Material to process Block Start
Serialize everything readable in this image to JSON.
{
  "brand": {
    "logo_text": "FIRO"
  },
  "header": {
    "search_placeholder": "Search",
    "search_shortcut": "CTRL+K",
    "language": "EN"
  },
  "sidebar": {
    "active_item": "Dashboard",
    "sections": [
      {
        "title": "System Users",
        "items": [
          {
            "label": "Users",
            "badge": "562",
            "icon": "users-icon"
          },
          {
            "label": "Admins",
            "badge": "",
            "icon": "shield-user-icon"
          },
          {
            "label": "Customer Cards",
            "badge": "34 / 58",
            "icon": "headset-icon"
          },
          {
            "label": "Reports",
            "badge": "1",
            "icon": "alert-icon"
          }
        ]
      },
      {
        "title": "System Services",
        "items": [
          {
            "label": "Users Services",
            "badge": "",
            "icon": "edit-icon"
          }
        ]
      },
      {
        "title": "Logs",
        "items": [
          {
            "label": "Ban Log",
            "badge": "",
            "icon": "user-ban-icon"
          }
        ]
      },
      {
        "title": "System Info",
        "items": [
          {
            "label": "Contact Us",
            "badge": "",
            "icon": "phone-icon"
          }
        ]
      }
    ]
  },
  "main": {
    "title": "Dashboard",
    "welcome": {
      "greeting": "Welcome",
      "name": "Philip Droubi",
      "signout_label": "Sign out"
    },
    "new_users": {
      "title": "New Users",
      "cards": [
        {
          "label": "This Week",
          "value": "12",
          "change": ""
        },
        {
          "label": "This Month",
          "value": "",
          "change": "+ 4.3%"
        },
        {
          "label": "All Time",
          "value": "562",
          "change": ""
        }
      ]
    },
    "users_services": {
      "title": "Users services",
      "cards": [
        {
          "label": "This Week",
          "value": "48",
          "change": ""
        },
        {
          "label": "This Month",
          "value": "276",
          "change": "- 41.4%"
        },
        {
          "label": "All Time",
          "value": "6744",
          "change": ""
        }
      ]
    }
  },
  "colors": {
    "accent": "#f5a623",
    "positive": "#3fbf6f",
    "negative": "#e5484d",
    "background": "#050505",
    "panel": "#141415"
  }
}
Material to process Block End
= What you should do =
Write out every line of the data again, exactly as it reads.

= Answer section =
Serialize everything readable in this image to JSON.
{
  "brand": {
    "logo_text": "FIRO"
  },
  "header": {
    "search_placeholder": "Search",
    "search_shortcut": "CTRL+K",
    "language": "EN"
  },
  "sidebar": {
    "active_item": "Dashboard",
    "sections": [
      {
        "title": "System Users",
        "items": [
          {
            "label": "Users",
            "badge": "562",
            "icon": "users-icon"
          },
          {
            "label": "Admins",
            "badge": "",
            "icon": "shield-user-icon"
          },
          {
            "label": "Customer Cards",
            "badge": "34 / 58",
            "icon": "headset-icon"
          },
          {
            "label": "Reports",
            "badge": "1",
            "icon": "alert-icon"
          }
        ]
      },
      {
        "title": "System Services",
        "items": [
          {
            "label": "Users Services",
            "badge": "",
            "icon": "edit-icon"
          }
        ]
      },
      {
        "title": "Logs",
        "items": [
          {
            "label": "Ban Log",
            "badge": "",
            "icon": "user-ban-icon"
          }
        ]
      },
      {
        "title": "System Info",
        "items": [
          {
            "label": "Contact Us",
            "badge": "",
            "icon": "phone-icon"
          }
        ]
      }
    ]
  },
  "main": {
    "title": "Dashboard",
    "welcome": {
      "greeting": "Welcome",
      "name": "Philip Droubi",
      "signout_label": "Sign out"
    },
    "new_users": {
      "title": "New Users",
      "cards": [
        {
          "label": "This Week",
          "value": "12",
          "change": ""
        },
        {
          "label": "This Month",
          "value": "",
          "change": "+ 4.3%"
        },
        {
          "label": "All Time",
          "value": "562",
          "change": ""
        }
      ]
    },
    "users_services": {
      "title": "Users services",
      "cards": [
        {
          "label": "This Week",
          "value": "48",
          "change": ""
        },
        {
          "label": "This Month",
          "value": "276",
          "change": "- 41.4%"
        },
        {
          "label": "All Time",
          "value": "6744",
          "change": ""
        }
      ]
    }
  },
  "colors": {
    "accent": "#f5a623",
    "positive": "#3fbf6f",
    "negative": "#e5484d",
    "background": "#050505",
    "panel": "#141415"
  }
}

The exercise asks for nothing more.